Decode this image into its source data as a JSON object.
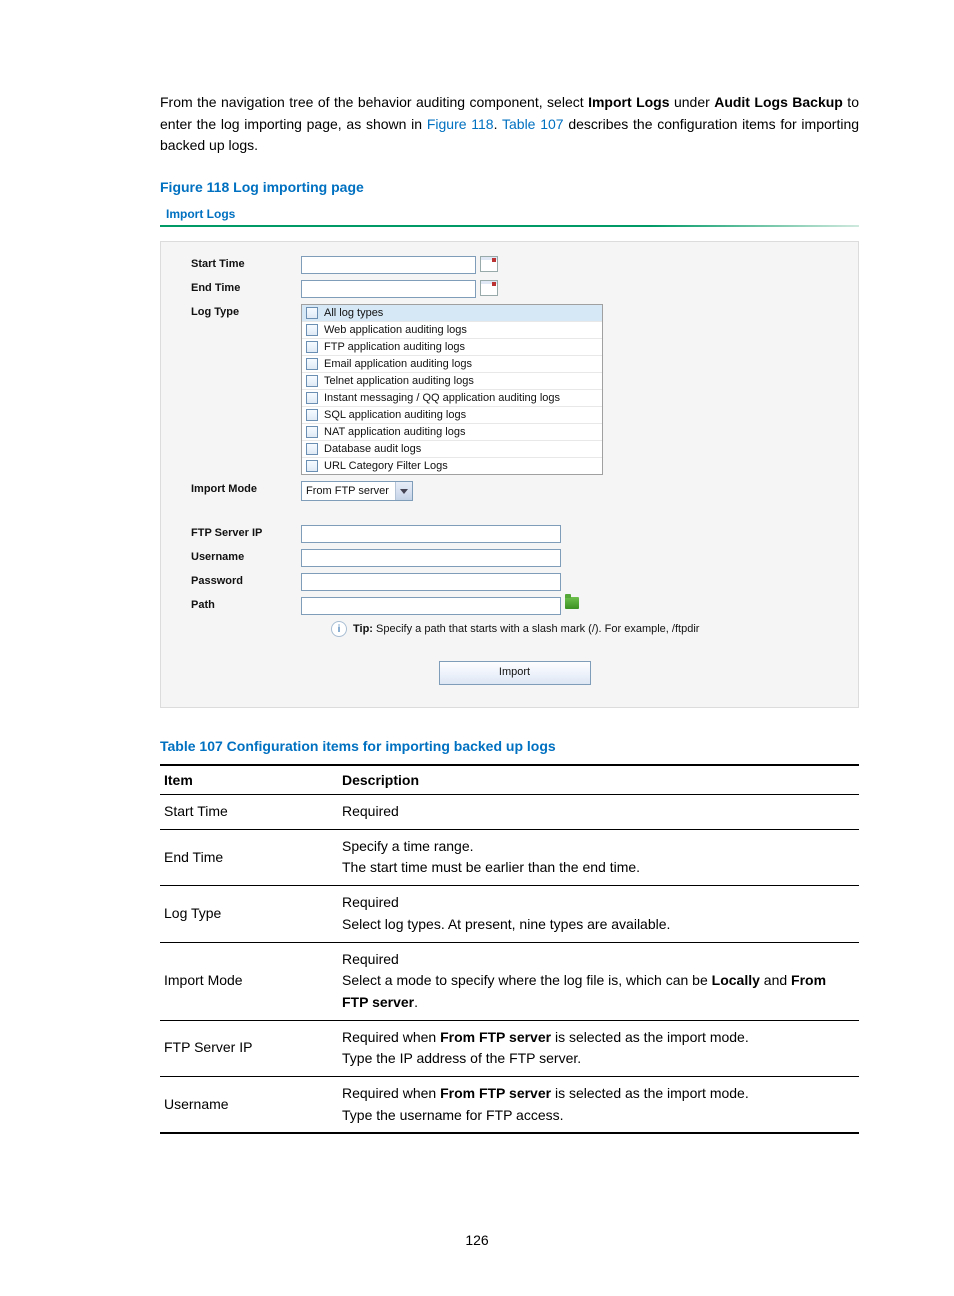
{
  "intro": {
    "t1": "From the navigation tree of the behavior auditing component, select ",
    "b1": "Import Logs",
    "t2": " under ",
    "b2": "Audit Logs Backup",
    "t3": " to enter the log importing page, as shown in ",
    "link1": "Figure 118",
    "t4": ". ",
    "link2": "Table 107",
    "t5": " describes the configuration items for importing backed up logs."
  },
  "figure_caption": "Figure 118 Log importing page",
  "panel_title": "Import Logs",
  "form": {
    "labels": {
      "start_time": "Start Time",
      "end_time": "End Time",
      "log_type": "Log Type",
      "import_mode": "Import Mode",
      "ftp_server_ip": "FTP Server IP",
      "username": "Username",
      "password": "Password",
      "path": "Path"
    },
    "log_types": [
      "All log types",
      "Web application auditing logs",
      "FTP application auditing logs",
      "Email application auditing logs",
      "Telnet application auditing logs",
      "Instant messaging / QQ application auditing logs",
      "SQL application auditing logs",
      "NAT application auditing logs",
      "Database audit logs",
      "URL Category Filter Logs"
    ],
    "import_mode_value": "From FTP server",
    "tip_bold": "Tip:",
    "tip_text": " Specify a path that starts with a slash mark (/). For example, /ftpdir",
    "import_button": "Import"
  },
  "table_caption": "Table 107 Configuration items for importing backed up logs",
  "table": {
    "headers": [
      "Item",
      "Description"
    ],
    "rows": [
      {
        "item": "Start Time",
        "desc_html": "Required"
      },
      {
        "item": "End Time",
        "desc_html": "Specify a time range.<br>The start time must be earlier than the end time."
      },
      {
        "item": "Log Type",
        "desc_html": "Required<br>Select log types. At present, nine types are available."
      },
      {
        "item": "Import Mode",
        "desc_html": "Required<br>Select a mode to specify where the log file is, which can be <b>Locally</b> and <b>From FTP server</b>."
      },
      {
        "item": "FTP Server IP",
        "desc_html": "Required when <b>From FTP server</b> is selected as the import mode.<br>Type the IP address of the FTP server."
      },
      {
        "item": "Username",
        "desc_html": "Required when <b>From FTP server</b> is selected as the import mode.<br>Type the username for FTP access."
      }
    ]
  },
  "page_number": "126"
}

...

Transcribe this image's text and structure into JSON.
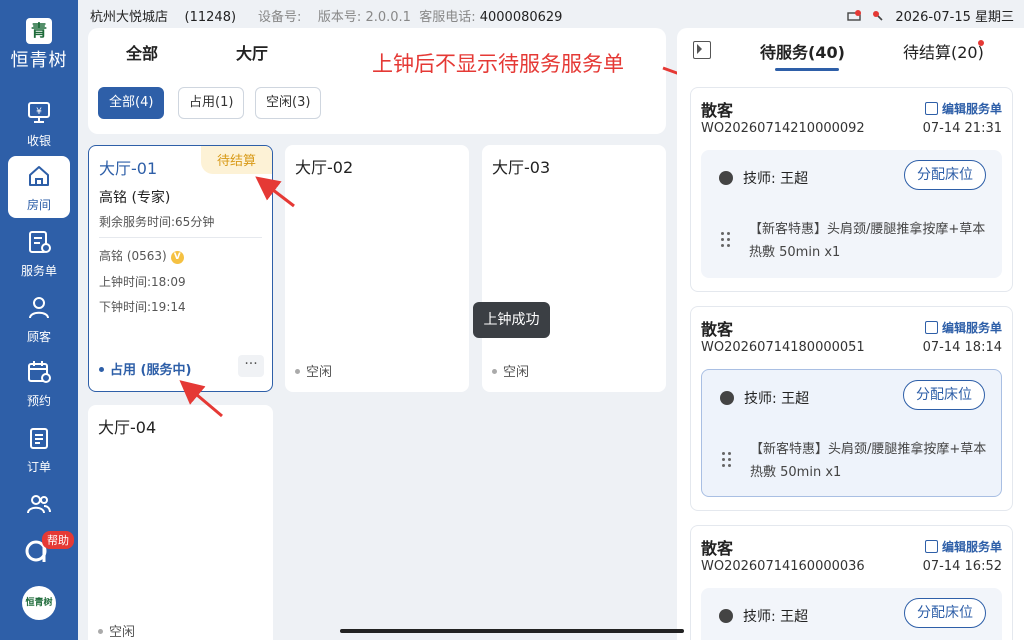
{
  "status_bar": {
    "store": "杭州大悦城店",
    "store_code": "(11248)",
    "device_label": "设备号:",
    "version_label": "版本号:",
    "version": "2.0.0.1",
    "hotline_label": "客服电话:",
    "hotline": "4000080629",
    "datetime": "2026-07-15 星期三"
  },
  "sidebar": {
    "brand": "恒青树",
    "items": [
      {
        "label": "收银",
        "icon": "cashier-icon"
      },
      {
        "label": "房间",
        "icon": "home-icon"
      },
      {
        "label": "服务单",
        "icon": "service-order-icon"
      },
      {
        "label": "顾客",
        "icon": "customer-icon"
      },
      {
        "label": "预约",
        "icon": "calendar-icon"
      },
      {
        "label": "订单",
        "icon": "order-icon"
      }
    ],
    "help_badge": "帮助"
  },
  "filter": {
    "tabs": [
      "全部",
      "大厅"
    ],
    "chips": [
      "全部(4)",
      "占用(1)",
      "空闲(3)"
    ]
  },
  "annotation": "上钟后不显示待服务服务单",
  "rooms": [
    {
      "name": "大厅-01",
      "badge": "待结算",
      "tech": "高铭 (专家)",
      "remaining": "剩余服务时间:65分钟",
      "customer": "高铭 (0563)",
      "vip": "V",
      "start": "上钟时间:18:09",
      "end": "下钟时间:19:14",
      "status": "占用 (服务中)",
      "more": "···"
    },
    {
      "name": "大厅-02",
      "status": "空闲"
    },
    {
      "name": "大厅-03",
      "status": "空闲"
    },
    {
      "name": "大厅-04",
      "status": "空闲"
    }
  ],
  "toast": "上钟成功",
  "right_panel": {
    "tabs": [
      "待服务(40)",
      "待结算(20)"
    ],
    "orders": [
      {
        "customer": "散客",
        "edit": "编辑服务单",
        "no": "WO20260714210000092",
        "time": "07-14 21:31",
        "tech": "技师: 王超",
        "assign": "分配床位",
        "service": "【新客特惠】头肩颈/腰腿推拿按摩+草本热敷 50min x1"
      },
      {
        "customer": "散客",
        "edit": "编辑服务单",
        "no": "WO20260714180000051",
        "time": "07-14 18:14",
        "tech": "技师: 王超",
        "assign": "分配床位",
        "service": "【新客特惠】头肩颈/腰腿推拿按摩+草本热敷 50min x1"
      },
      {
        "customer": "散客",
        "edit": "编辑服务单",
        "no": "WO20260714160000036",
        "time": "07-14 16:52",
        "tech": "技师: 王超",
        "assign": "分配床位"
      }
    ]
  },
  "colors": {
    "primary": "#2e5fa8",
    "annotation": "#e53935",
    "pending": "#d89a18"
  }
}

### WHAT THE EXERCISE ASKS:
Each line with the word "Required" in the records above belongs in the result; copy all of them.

### SOLUTION BELOW:
        "desc_html": "Required"
        "desc_html": "Required<br>Select log types. At present, nine types are available."
        "desc_html": "Required<br>Select a mode to specify where the log file is, which can be <b>Locally</b> and <b>From FTP server</b>."
        "desc_html": "Required when <b>From FTP server</b> is selected as the import mode.<br>Type the IP address of the FTP server."
        "desc_html": "Required when <b>From FTP server</b> is selected as the import mode.<br>Type the username for FTP access."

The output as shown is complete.